Most Florida medical malpractice claims involve a medical professional and their patient. Yet some cases have raised the issue of whether other people can bring a claim against a medical professional where the plaintiff suffered an injury because of the professional’s negligent professional conduct.
In May 2016, a man was driving his truck on a highway when he crashed with a horse-drawn hay trailer, killing one passenger and injuring the other four passengers. In April 2015, the man had been declared blind and instructed not to drive. However, about six weeks before the crash, a doctor told the man that his vision had improved, and that could drive, with some restrictions. After the collision, the plaintiffs argued that the doctor was liable for their injuries because the man’s vision was still below the minimum vision standards required to drive according to state law. The plaintiffs argued that the doctor owed a duty to the injured parties to warn the man that his vision did not meet the standards to drive under state law.

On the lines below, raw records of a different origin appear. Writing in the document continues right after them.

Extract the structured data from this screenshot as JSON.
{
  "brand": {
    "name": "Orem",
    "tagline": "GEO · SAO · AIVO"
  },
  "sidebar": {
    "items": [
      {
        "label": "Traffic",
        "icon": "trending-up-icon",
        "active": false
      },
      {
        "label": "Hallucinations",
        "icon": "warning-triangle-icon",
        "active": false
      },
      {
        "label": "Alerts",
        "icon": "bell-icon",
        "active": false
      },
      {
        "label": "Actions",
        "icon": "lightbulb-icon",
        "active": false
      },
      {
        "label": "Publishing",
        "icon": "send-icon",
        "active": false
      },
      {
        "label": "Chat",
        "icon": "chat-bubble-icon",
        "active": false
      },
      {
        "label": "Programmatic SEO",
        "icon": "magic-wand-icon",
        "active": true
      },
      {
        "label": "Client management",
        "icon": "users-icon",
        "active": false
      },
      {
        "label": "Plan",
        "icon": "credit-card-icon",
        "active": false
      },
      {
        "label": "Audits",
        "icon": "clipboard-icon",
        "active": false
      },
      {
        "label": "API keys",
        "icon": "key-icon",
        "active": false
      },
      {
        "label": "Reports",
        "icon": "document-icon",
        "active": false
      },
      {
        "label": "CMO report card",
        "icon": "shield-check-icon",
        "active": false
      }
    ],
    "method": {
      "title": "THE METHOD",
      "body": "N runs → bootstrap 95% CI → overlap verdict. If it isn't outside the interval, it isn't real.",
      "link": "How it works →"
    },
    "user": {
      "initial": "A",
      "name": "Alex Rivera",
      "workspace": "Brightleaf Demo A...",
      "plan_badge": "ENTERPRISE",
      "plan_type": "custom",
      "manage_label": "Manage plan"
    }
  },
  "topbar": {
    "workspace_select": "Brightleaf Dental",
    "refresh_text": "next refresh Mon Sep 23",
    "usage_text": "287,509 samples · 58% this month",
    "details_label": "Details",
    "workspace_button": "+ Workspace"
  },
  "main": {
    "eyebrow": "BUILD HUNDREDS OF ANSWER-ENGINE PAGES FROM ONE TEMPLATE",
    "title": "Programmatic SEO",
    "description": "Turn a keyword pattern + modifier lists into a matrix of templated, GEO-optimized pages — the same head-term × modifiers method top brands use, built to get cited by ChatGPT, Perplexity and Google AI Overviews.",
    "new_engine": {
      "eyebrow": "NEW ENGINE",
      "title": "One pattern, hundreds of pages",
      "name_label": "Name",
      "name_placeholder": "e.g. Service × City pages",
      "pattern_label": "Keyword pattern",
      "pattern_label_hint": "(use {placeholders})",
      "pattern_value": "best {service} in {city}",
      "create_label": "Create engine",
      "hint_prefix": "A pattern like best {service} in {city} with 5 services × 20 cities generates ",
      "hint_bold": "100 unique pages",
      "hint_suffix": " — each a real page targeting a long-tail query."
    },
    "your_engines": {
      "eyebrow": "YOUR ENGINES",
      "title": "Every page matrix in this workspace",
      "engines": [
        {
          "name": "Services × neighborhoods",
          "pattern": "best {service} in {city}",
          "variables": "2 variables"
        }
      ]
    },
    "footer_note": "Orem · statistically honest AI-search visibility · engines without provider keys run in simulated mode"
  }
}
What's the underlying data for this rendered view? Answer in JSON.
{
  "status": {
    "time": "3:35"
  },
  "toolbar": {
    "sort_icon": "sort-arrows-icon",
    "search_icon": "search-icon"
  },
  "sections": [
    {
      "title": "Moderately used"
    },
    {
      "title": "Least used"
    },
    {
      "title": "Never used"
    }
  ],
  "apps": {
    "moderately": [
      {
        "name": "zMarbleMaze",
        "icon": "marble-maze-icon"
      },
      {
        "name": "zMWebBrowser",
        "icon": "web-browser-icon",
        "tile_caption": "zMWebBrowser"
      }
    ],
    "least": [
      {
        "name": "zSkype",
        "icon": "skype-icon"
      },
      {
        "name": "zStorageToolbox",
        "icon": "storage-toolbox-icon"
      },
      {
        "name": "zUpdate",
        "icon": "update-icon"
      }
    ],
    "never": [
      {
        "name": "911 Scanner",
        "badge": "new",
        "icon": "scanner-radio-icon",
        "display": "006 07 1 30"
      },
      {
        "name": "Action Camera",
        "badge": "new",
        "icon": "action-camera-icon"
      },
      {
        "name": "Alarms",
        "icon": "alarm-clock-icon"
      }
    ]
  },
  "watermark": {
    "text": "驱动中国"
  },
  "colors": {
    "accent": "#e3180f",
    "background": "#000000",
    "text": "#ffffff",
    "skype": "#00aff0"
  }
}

In that case, the court considered whether the doctor could be held liable in such cases. The court found that it was somewhat foreseeable that a person who drivers with impaired vision might cause a car accident. However, the eye doctor did not treat or provide medication to the patient that led to his vision impairment. In addition, the court found the public policy concerns persuasive, such as how the imposition of a duty might affect the doctor-patient relationship, and such a duty would lead to higher health care costs. Therefore, the court found a doctor does not have a duty to third parties based on a doctor’s failure to warn a patient about driving risks resulting from the patient’s medical condition. However, the court found that the injured passengers could still sue the doctor because the driver had agreed to assign his medical malpractice claim and any recovery to the injured passengers.